** PROVIDED DATA follows **

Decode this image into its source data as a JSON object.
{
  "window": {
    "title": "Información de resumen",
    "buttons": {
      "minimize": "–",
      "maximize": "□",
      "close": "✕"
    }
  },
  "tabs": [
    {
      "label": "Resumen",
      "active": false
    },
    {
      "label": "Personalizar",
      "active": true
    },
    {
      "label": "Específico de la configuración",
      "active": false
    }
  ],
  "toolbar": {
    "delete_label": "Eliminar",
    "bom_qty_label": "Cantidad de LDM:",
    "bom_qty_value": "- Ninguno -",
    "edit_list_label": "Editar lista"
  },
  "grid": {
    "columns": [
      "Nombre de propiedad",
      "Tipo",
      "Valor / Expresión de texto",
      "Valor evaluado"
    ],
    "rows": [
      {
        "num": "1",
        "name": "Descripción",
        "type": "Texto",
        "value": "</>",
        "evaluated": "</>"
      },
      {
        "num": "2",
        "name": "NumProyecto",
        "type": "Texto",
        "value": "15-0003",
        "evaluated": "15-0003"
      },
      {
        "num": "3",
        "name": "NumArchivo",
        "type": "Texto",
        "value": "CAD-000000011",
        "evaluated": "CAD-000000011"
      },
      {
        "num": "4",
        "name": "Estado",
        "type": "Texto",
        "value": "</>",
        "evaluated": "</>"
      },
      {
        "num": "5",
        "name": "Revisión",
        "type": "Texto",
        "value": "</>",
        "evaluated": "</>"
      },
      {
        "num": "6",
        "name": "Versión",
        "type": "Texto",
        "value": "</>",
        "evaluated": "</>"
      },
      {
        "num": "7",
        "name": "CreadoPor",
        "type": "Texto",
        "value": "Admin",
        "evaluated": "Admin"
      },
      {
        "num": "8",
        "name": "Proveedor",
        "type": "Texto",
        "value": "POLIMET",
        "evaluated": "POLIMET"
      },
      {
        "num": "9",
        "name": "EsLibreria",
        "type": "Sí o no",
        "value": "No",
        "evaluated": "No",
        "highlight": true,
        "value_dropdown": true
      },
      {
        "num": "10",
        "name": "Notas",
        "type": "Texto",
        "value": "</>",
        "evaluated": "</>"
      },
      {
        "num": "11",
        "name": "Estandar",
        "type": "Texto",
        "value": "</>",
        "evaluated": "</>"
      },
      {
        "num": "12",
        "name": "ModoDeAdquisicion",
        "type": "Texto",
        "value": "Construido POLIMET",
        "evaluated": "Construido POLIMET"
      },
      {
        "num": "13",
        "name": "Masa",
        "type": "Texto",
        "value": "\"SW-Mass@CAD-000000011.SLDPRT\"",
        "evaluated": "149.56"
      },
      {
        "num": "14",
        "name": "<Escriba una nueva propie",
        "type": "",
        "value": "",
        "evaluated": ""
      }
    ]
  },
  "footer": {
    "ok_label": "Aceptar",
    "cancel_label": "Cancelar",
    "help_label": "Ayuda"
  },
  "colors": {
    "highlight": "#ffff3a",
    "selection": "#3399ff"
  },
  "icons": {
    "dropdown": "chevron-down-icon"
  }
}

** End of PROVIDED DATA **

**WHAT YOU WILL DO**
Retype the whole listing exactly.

**FINAL ANSWER**
Decode this image into its source data as a JSON object.
{
  "window": {
    "title": "Información de resumen",
    "buttons": {
      "minimize": "–",
      "maximize": "□",
      "close": "✕"
    }
  },
  "tabs": [
    {
      "label": "Resumen",
      "active": false
    },
    {
      "label": "Personalizar",
      "active": true
    },
    {
      "label": "Específico de la configuración",
      "active": false
    }
  ],
  "toolbar": {
    "delete_label": "Eliminar",
    "bom_qty_label": "Cantidad de LDM:",
    "bom_qty_value": "- Ninguno -",
    "edit_list_label": "Editar lista"
  },
  "grid": {
    "columns": [
      "Nombre de propiedad",
      "Tipo",
      "Valor / Expresión de texto",
      "Valor evaluado"
    ],
    "rows": [
      {
        "num": "1",
        "name": "Descripción",
        "type": "Texto",
        "value": "</>",
        "evaluated": "</>"
      },
      {
        "num": "2",
        "name": "NumProyecto",
        "type": "Texto",
        "value": "15-0003",
        "evaluated": "15-0003"
      },
      {
        "num": "3",
        "name": "NumArchivo",
        "type": "Texto",
        "value": "CAD-000000011",
        "evaluated": "CAD-000000011"
      },
      {
        "num": "4",
        "name": "Estado",
        "type": "Texto",
        "value": "</>",
        "evaluated": "</>"
      },
      {
        "num": "5",
        "name": "Revisión",
        "type": "Texto",
        "value": "</>",
        "evaluated": "</>"
      },
      {
        "num": "6",
        "name": "Versión",
        "type": "Texto",
        "value": "</>",
        "evaluated": "</>"
      },
      {
        "num": "7",
        "name": "CreadoPor",
        "type": "Texto",
        "value": "Admin",
        "evaluated": "Admin"
      },
      {
        "num": "8",
        "name": "Proveedor",
        "type": "Texto",
        "value": "POLIMET",
        "evaluated": "POLIMET"
      },
      {
        "num": "9",
        "name": "EsLibreria",
        "type": "Sí o no",
        "value": "No",
        "evaluated": "No",
        "highlight": true,
        "value_dropdown": true
      },
      {
        "num": "10",
        "name": "Notas",
        "type": "Texto",
        "value": "</>",
        "evaluated": "</>"
      },
      {
        "num": "11",
        "name": "Estandar",
        "type": "Texto",
        "value": "</>",
        "evaluated": "</>"
      },
      {
        "num": "12",
        "name": "ModoDeAdquisicion",
        "type": "Texto",
        "value": "Construido POLIMET",
        "evaluated": "Construido POLIMET"
      },
      {
        "num": "13",
        "name": "Masa",
        "type": "Texto",
        "value": "\"SW-Mass@CAD-000000011.SLDPRT\"",
        "evaluated": "149.56"
      },
      {
        "num": "14",
        "name": "<Escriba una nueva propie",
        "type": "",
        "value": "",
        "evaluated": ""
      }
    ]
  },
  "footer": {
    "ok_label": "Aceptar",
    "cancel_label": "Cancelar",
    "help_label": "Ayuda"
  },
  "colors": {
    "highlight": "#ffff3a",
    "selection": "#3399ff"
  },
  "icons": {
    "dropdown": "chevron-down-icon"
  }
}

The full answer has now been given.